**Task goal:**
Could you give the records below again exactly, without the pictures?

**Records supplied:**
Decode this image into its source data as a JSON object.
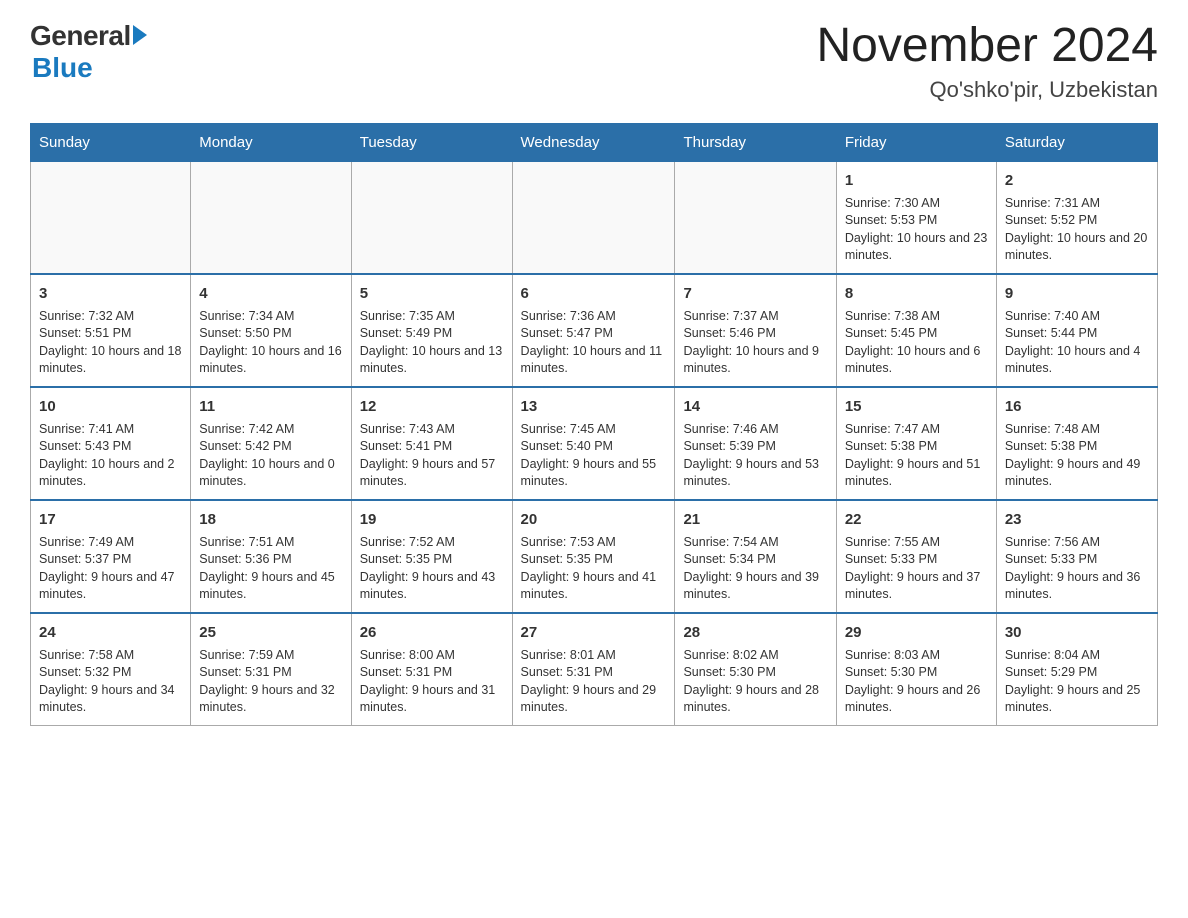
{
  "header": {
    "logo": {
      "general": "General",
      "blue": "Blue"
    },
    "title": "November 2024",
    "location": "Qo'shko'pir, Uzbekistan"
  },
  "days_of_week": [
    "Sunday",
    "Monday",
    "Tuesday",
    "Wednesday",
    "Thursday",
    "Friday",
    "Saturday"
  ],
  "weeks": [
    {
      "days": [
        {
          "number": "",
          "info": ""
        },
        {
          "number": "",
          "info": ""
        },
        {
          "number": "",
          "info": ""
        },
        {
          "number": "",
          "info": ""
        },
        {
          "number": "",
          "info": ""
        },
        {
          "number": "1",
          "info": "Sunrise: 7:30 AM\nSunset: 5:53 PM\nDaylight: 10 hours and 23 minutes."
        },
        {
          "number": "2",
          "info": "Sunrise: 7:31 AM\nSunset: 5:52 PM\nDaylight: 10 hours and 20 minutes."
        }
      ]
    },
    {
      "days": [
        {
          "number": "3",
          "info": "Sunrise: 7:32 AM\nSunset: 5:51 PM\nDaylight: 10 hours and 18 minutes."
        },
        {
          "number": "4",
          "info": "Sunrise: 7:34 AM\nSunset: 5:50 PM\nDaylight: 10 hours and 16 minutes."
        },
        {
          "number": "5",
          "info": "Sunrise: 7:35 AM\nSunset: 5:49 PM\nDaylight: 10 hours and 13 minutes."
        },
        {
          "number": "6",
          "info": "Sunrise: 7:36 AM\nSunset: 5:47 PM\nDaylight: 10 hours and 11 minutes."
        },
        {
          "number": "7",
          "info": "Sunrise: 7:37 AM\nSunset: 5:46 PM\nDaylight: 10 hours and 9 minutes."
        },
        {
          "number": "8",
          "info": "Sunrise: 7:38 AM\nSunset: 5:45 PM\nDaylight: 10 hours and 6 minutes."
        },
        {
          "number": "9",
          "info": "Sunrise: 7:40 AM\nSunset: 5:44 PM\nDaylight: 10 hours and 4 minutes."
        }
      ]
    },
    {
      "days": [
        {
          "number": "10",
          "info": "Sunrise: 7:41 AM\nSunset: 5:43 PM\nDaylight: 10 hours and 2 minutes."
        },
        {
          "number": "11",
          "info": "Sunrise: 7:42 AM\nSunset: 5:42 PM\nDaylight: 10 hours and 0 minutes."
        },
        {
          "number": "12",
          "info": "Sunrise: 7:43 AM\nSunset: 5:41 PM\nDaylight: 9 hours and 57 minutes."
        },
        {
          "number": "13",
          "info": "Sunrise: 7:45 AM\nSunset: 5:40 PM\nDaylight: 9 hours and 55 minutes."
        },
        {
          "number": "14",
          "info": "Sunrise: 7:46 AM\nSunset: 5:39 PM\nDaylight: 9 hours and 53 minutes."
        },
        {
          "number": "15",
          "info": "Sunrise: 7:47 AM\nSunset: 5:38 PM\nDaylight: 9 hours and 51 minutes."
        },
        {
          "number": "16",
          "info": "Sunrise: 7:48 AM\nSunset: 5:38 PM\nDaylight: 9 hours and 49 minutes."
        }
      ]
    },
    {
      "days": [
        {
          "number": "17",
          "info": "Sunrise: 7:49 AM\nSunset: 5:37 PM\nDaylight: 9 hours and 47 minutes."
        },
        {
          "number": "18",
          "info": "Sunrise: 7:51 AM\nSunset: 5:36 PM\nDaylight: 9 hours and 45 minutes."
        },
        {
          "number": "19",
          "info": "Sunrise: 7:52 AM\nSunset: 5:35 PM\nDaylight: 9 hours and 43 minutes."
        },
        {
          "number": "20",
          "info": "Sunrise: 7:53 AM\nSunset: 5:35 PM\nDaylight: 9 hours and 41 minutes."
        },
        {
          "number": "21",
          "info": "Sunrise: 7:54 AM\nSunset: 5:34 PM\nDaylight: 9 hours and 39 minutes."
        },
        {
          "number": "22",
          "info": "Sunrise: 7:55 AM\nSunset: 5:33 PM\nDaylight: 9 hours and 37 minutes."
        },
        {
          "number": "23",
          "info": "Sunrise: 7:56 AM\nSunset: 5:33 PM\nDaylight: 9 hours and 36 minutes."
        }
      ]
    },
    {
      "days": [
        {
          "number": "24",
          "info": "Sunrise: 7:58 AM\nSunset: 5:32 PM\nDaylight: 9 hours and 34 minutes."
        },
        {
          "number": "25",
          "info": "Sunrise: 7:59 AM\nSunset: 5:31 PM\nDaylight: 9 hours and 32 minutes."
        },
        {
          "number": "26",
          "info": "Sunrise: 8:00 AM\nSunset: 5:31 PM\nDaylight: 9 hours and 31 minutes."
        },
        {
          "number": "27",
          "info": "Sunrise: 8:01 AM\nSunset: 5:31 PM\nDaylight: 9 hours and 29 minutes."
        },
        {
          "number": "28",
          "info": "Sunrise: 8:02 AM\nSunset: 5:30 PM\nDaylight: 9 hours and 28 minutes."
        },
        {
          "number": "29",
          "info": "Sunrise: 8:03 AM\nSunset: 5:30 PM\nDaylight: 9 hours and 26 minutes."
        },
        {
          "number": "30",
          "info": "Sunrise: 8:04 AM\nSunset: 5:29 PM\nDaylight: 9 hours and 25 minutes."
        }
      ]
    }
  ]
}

**Task response:**
Decode this image into its source data as a JSON object.
{
  "header": {
    "logo": {
      "general": "General",
      "blue": "Blue"
    },
    "title": "November 2024",
    "location": "Qo'shko'pir, Uzbekistan"
  },
  "days_of_week": [
    "Sunday",
    "Monday",
    "Tuesday",
    "Wednesday",
    "Thursday",
    "Friday",
    "Saturday"
  ],
  "weeks": [
    {
      "days": [
        {
          "number": "",
          "info": ""
        },
        {
          "number": "",
          "info": ""
        },
        {
          "number": "",
          "info": ""
        },
        {
          "number": "",
          "info": ""
        },
        {
          "number": "",
          "info": ""
        },
        {
          "number": "1",
          "info": "Sunrise: 7:30 AM\nSunset: 5:53 PM\nDaylight: 10 hours and 23 minutes."
        },
        {
          "number": "2",
          "info": "Sunrise: 7:31 AM\nSunset: 5:52 PM\nDaylight: 10 hours and 20 minutes."
        }
      ]
    },
    {
      "days": [
        {
          "number": "3",
          "info": "Sunrise: 7:32 AM\nSunset: 5:51 PM\nDaylight: 10 hours and 18 minutes."
        },
        {
          "number": "4",
          "info": "Sunrise: 7:34 AM\nSunset: 5:50 PM\nDaylight: 10 hours and 16 minutes."
        },
        {
          "number": "5",
          "info": "Sunrise: 7:35 AM\nSunset: 5:49 PM\nDaylight: 10 hours and 13 minutes."
        },
        {
          "number": "6",
          "info": "Sunrise: 7:36 AM\nSunset: 5:47 PM\nDaylight: 10 hours and 11 minutes."
        },
        {
          "number": "7",
          "info": "Sunrise: 7:37 AM\nSunset: 5:46 PM\nDaylight: 10 hours and 9 minutes."
        },
        {
          "number": "8",
          "info": "Sunrise: 7:38 AM\nSunset: 5:45 PM\nDaylight: 10 hours and 6 minutes."
        },
        {
          "number": "9",
          "info": "Sunrise: 7:40 AM\nSunset: 5:44 PM\nDaylight: 10 hours and 4 minutes."
        }
      ]
    },
    {
      "days": [
        {
          "number": "10",
          "info": "Sunrise: 7:41 AM\nSunset: 5:43 PM\nDaylight: 10 hours and 2 minutes."
        },
        {
          "number": "11",
          "info": "Sunrise: 7:42 AM\nSunset: 5:42 PM\nDaylight: 10 hours and 0 minutes."
        },
        {
          "number": "12",
          "info": "Sunrise: 7:43 AM\nSunset: 5:41 PM\nDaylight: 9 hours and 57 minutes."
        },
        {
          "number": "13",
          "info": "Sunrise: 7:45 AM\nSunset: 5:40 PM\nDaylight: 9 hours and 55 minutes."
        },
        {
          "number": "14",
          "info": "Sunrise: 7:46 AM\nSunset: 5:39 PM\nDaylight: 9 hours and 53 minutes."
        },
        {
          "number": "15",
          "info": "Sunrise: 7:47 AM\nSunset: 5:38 PM\nDaylight: 9 hours and 51 minutes."
        },
        {
          "number": "16",
          "info": "Sunrise: 7:48 AM\nSunset: 5:38 PM\nDaylight: 9 hours and 49 minutes."
        }
      ]
    },
    {
      "days": [
        {
          "number": "17",
          "info": "Sunrise: 7:49 AM\nSunset: 5:37 PM\nDaylight: 9 hours and 47 minutes."
        },
        {
          "number": "18",
          "info": "Sunrise: 7:51 AM\nSunset: 5:36 PM\nDaylight: 9 hours and 45 minutes."
        },
        {
          "number": "19",
          "info": "Sunrise: 7:52 AM\nSunset: 5:35 PM\nDaylight: 9 hours and 43 minutes."
        },
        {
          "number": "20",
          "info": "Sunrise: 7:53 AM\nSunset: 5:35 PM\nDaylight: 9 hours and 41 minutes."
        },
        {
          "number": "21",
          "info": "Sunrise: 7:54 AM\nSunset: 5:34 PM\nDaylight: 9 hours and 39 minutes."
        },
        {
          "number": "22",
          "info": "Sunrise: 7:55 AM\nSunset: 5:33 PM\nDaylight: 9 hours and 37 minutes."
        },
        {
          "number": "23",
          "info": "Sunrise: 7:56 AM\nSunset: 5:33 PM\nDaylight: 9 hours and 36 minutes."
        }
      ]
    },
    {
      "days": [
        {
          "number": "24",
          "info": "Sunrise: 7:58 AM\nSunset: 5:32 PM\nDaylight: 9 hours and 34 minutes."
        },
        {
          "number": "25",
          "info": "Sunrise: 7:59 AM\nSunset: 5:31 PM\nDaylight: 9 hours and 32 minutes."
        },
        {
          "number": "26",
          "info": "Sunrise: 8:00 AM\nSunset: 5:31 PM\nDaylight: 9 hours and 31 minutes."
        },
        {
          "number": "27",
          "info": "Sunrise: 8:01 AM\nSunset: 5:31 PM\nDaylight: 9 hours and 29 minutes."
        },
        {
          "number": "28",
          "info": "Sunrise: 8:02 AM\nSunset: 5:30 PM\nDaylight: 9 hours and 28 minutes."
        },
        {
          "number": "29",
          "info": "Sunrise: 8:03 AM\nSunset: 5:30 PM\nDaylight: 9 hours and 26 minutes."
        },
        {
          "number": "30",
          "info": "Sunrise: 8:04 AM\nSunset: 5:29 PM\nDaylight: 9 hours and 25 minutes."
        }
      ]
    }
  ]
}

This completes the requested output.